Decreasing inflammation via hydrostatic pressure
When recovering from surgery, many doctors suggest swimming as a choice form of no-impact aerobic exercise. Thanks to the hydrostatic pressure surrounding the body while submerged in water, aquatic therapy lowers the likelihood of swelling. Swimming also allows for increased mobility, limiting discomfort and allowing the patient to move forward in physical therapy goals. Finally, swimming helps increase blood flow throughout the body, promoting overall healing and patient wellbeing.
Less pain, more gain
Another integral benefit to aquatic therapy is pain reduction. The hydrostatic pressure underwater acts as a compression band on the patient’s limbs and body, reducing muscle spasms while putting appropriate pressure on muscles. The gentle yet constant pressure minimizes the pain associated with physical therapy exercises used to rehabilitate patients after reconstructive surgeries. Swimming relaxes the body as well, with patients reporting an increase in energy and stamina after sessions in the water.
The shortcut to recovery
Swimming is an initial time investment, but aquatic therapy pays off rapidly by shortening a patient’s overall recovery time. To enjoy the benefits while not pushing the body too far, some experts recommend starting with three days a week at 20-30 minutes per workout. While the rate of recovery depends on the procedure as well as the age and health of a patient, water rehabilitation can get patients into physical therapy within days of reconstructive surgery. The faster a patient starts physical therapy, the quicker a patient can regain range of motion and return to normal functioning.
Getting healthy in 20 minutes or less
Swimming promotes aerobic health with less pressure on joints and hydrostatic pressure underwater, acting as a compression tool. Furthermore, being submerged in water allows patients more mobility while lowering muscle spasms and general discomfort incidents.
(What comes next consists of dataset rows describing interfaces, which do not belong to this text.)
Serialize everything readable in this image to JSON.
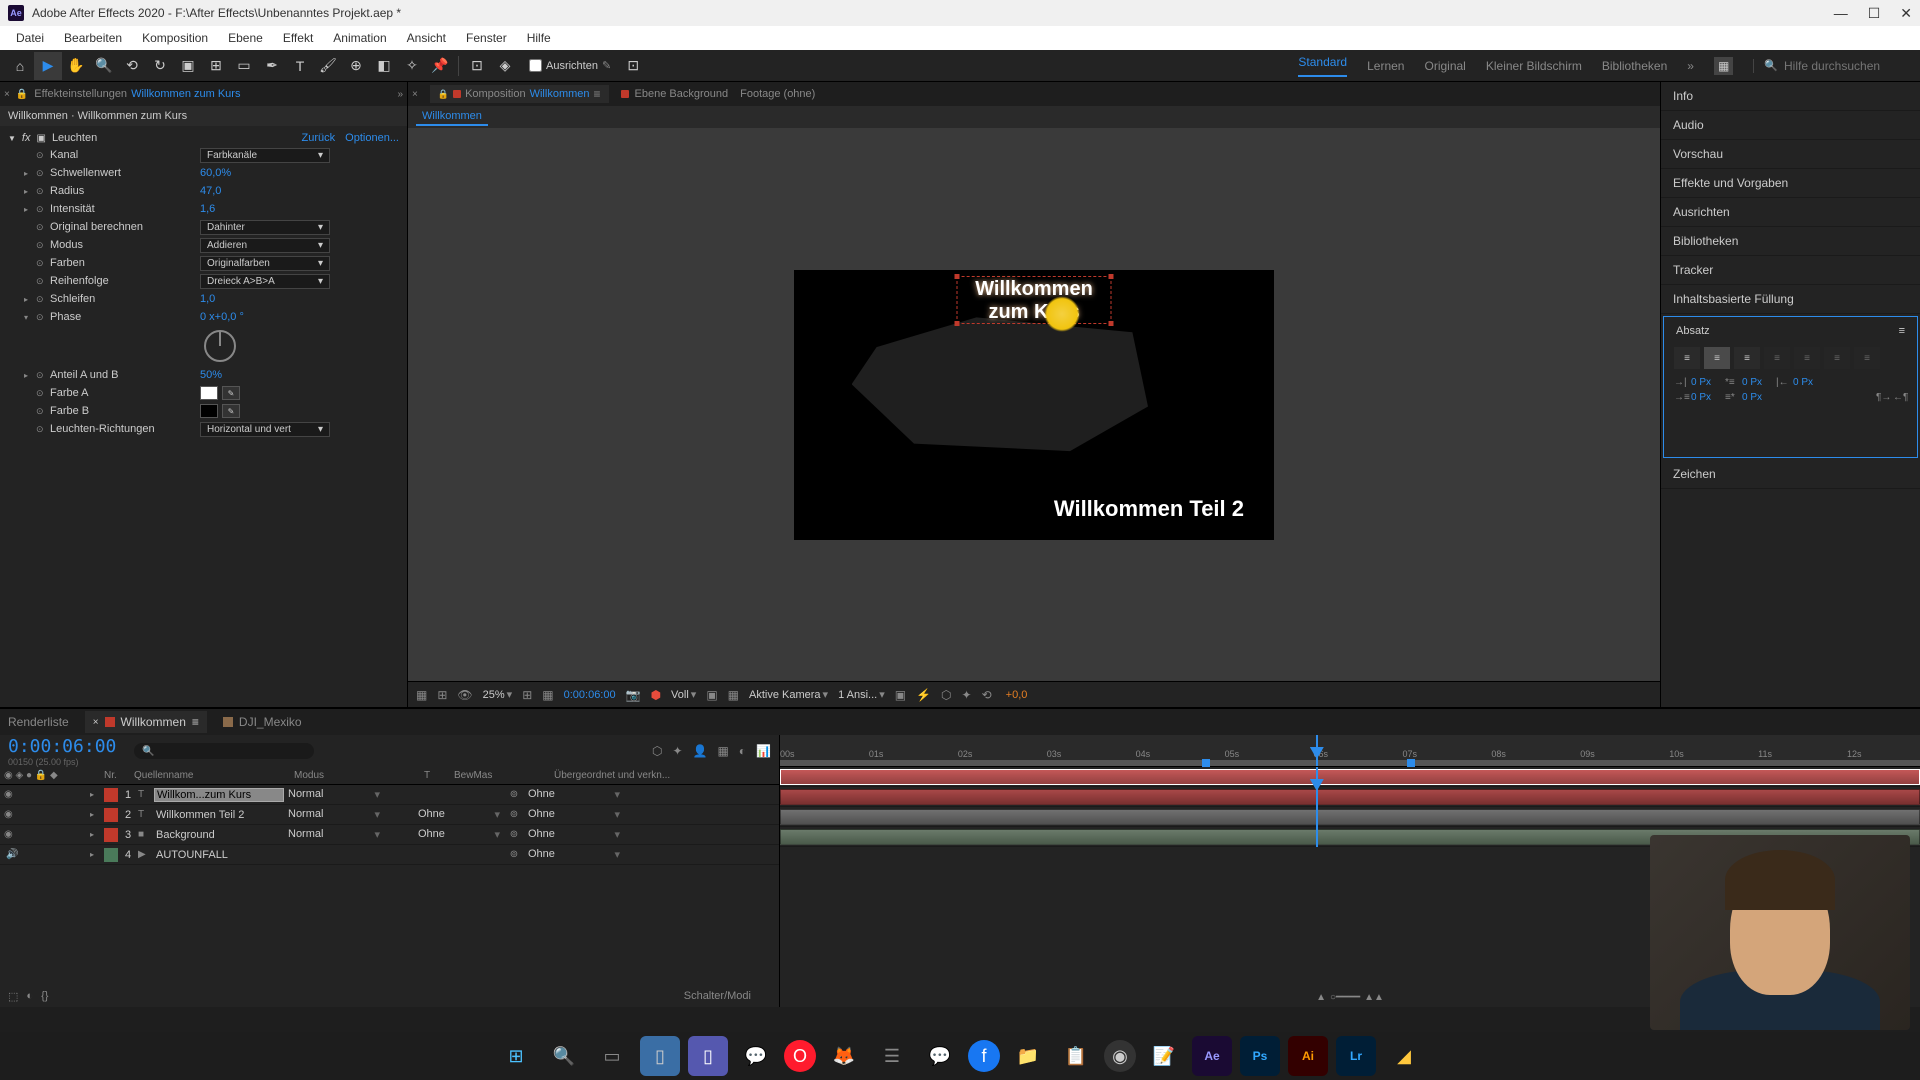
{
  "titlebar": {
    "app": "Ae",
    "title": "Adobe After Effects 2020 - F:\\After Effects\\Unbenanntes Projekt.aep *"
  },
  "menubar": [
    "Datei",
    "Bearbeiten",
    "Komposition",
    "Ebene",
    "Effekt",
    "Animation",
    "Ansicht",
    "Fenster",
    "Hilfe"
  ],
  "toolbar": {
    "align_label": "Ausrichten",
    "workspaces": [
      "Standard",
      "Lernen",
      "Original",
      "Kleiner Bildschirm",
      "Bibliotheken"
    ],
    "search_placeholder": "Hilfe durchsuchen"
  },
  "effect_panel": {
    "tab_prefix": "Effekteinstellungen",
    "tab_link": "Willkommen zum Kurs",
    "breadcrumb": "Willkommen · Willkommen zum Kurs",
    "effect_name": "Leuchten",
    "back": "Zurück",
    "options": "Optionen...",
    "props": {
      "kanal": {
        "label": "Kanal",
        "value": "Farbkanäle"
      },
      "schwellenwert": {
        "label": "Schwellenwert",
        "value": "60,0%"
      },
      "radius": {
        "label": "Radius",
        "value": "47,0"
      },
      "intensitaet": {
        "label": "Intensität",
        "value": "1,6"
      },
      "original": {
        "label": "Original berechnen",
        "value": "Dahinter"
      },
      "modus": {
        "label": "Modus",
        "value": "Addieren"
      },
      "farben": {
        "label": "Farben",
        "value": "Originalfarben"
      },
      "reihenfolge": {
        "label": "Reihenfolge",
        "value": "Dreieck A>B>A"
      },
      "schleifen": {
        "label": "Schleifen",
        "value": "1,0"
      },
      "phase": {
        "label": "Phase",
        "value": "0 x+0,0 °"
      },
      "anteil": {
        "label": "Anteil A und B",
        "value": "50%"
      },
      "farbe_a": {
        "label": "Farbe A"
      },
      "farbe_b": {
        "label": "Farbe B"
      },
      "richtungen": {
        "label": "Leuchten-Richtungen",
        "value": "Horizontal und vert"
      }
    }
  },
  "center": {
    "comp_tab_prefix": "Komposition",
    "comp_tab_link": "Willkommen",
    "layer_tab": "Ebene Background",
    "footage_tab": "Footage (ohne)",
    "nav": "Willkommen",
    "text1_line1": "Willkommen",
    "text1_line2": "zum Kurs",
    "text2": "Willkommen Teil 2",
    "controls": {
      "zoom": "25%",
      "timecode": "0:00:06:00",
      "res": "Voll",
      "camera": "Aktive Kamera",
      "views": "1 Ansi...",
      "exposure": "+0,0"
    }
  },
  "right_panels": [
    "Info",
    "Audio",
    "Vorschau",
    "Effekte und Vorgaben",
    "Ausrichten",
    "Bibliotheken",
    "Tracker",
    "Inhaltsbasierte Füllung"
  ],
  "absatz": {
    "title": "Absatz",
    "zeichen": "Zeichen",
    "px0": "0 Px",
    "plus0": "+0,0"
  },
  "timeline": {
    "tabs": {
      "render": "Renderliste",
      "comp": "Willkommen",
      "mexiko": "DJI_Mexiko"
    },
    "timecode": "0:00:06:00",
    "fps": "00150 (25.00 fps)",
    "headers": {
      "nr": "Nr.",
      "name": "Quellenname",
      "modus": "Modus",
      "t": "T",
      "trkmat": "BewMas",
      "parent": "Übergeordnet und verkn..."
    },
    "layers": [
      {
        "num": "1",
        "type": "T",
        "name": "Willkom...zum Kurs",
        "mode": "Normal",
        "trkmat": "",
        "parent": "Ohne",
        "color": "#c0392b",
        "selected": true
      },
      {
        "num": "2",
        "type": "T",
        "name": "Willkommen Teil 2",
        "mode": "Normal",
        "trkmat": "Ohne",
        "parent": "Ohne",
        "color": "#c0392b",
        "selected": false
      },
      {
        "num": "3",
        "type": "■",
        "name": "Background",
        "mode": "Normal",
        "trkmat": "Ohne",
        "parent": "Ohne",
        "color": "#c0392b",
        "selected": false
      },
      {
        "num": "4",
        "type": "▶",
        "name": "AUTOUNFALL",
        "mode": "",
        "trkmat": "",
        "parent": "Ohne",
        "color": "#4a7a5a",
        "selected": false
      }
    ],
    "footer": "Schalter/Modi",
    "ticks": [
      "00s",
      "01s",
      "02s",
      "03s",
      "04s",
      "05s",
      "06s",
      "07s",
      "08s",
      "09s",
      "10s",
      "11s",
      "12s"
    ]
  }
}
In as little as 20 minutes per swimming session, patients can move down the road to recovery faster than expected.